Hartford police Sgt. Nicole Mordasiewicz has known since she was little that she wanted to be a police officer. Her grandfather and uncle were both Hartford police officers; Mordasiewicz was recruited by the Hartford Police Department in 2003.
But her career officially started in 1997 when Mordasiewicz became a Wethersfied Police Explorer when she was just 14 years old. She is now the director and president of the North East Regional Law Enforcement Educational Association, which last week hosted 205 youth from 50 different departments across the state at their annual Cadet Police Academy held at Westfeld State University in Massachusetts.
The academy is a week-long in-residence paramilitary training program, designed to resemble a “boot camp” style summer camp that includes law enforcement training. The training becomes more complex every year, starting with a basic program for new cadets.
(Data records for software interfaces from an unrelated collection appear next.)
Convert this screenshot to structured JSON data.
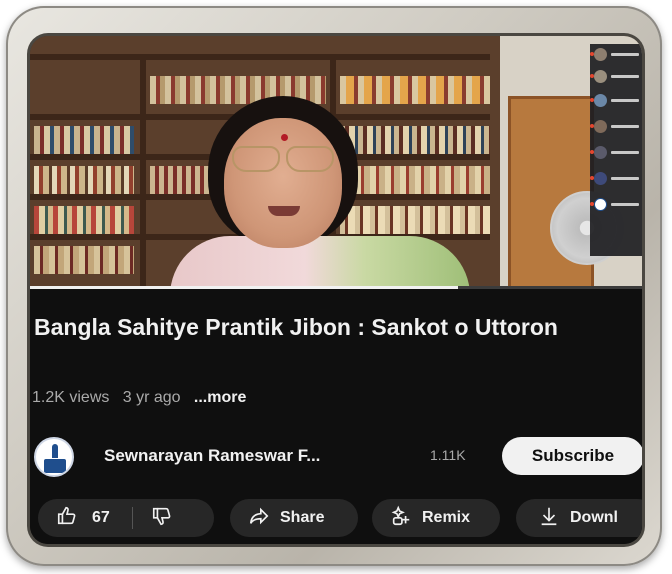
{
  "video": {
    "progress": 0.7,
    "participant_count": 6
  },
  "title": "Bangla Sahitye Prantik Jibon : Sankot o Uttoron",
  "meta": {
    "views": "1.2K views",
    "age": "3 yr ago",
    "more": "...more"
  },
  "channel": {
    "name": "Sewnarayan Rameswar F...",
    "subscribers": "1.11K",
    "subscribe_label": "Subscribe"
  },
  "actions": {
    "likes": "67",
    "share": "Share",
    "remix": "Remix",
    "download": "Downl"
  },
  "icons": [
    "thumbs-up-icon",
    "thumbs-down-icon",
    "share-icon",
    "remix-icon",
    "download-icon"
  ],
  "colors": {
    "background": "#0f0f0f",
    "pill": "#272727",
    "text": "#f1f1f1",
    "muted": "#aaaaaa",
    "subscribe_bg": "#f1f1f1"
  }
}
“It’s a behind-the-scenes look at what they do, not just a 30-second clip like they see on the news,” Mordasiewicz said. “They build relationships that they see as positive. We help them with a program – that there’s more to it than just our training. There’s leadership skills, life skills, public speaking, how to deal with people.”
A more advanced level is a mock police department where the cadets will have patrol shifts and respond to calls – from minor situations to critical ones.
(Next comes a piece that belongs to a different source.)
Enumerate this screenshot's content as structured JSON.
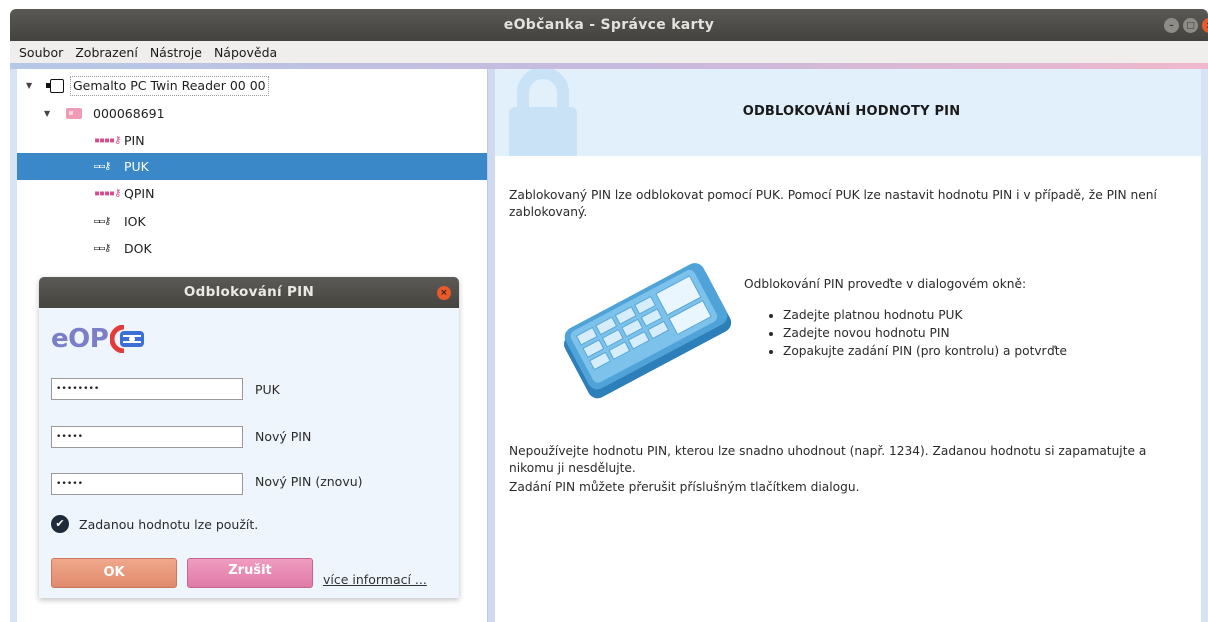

Veronika Bilinski, Cadet Division Police Chief, has been a cadet for five years with the Putnam County Sheriff Cadet Program in Carmel, NY. She is currently entering her final year at St. John’s University.
The fake police department has 23 patrol officers, 4 sergeants, 2 lieutenants, a captain and a chief.
“We are fortunate to have such an amazing team of FTO (Field Training Officers) and staff who do their absolute best to simulate real-life calls and scenarios so we can learn in a hands-on environment to see what it’s really like to be a police officer,” Bilinski said during a presentation to guests at the academy.
The cadets learn about networking, building relationships and teamwork. The program is open to people ages 13-21, and Mordasiewicz encourages anyone interested to check out their local discovery program.
“I still have relationships with the kids I went to camp with, so it must be working,” Mordasiewicz said.
Enfield Police Detective Becky Leger said she enjoys being involved in the program, and now her 15-year-old son Leo just finished his second year at the camp.
“He loves it. He eats up this program. He lives and breathes it,” Leger said.
While Leo is a typical teenager who spends some time in his room on a computer, Leger said. “But when it’s time to do explorers, he’s up and dressed, out the door and ready to work. He’s the kind of kid who really eats up structure and discipline.”
Leger herself was 14 years old when she joined the Bristol Police Explorer program, eventually rising to the position of captain. She began her police career with the Bloomfield Police Department, where she was an Explorer Advisor, retiring from there in 2012.
Many of the young people who enter the academy are reluctant, Leger said.
“But when they get here, they come out of these shells,” Leger said. “So many kids at this age don’t really get that chance to be successful at something so different, and when they come out of the academy, they’ve now achieved something. Their confidence just booms.”
In addition to the camp, NERLEEA hosts two other competitions – including the NERLEEA Tactical Challenge in October and Police Cadet Stations Day, an annual competition in May that includes 24 randomly selected law enforcement challenges and four individual skills events. The latter attracts around 400 young people from Connecticut, Massachusetts and New York.
For more information about their programs and events, go here.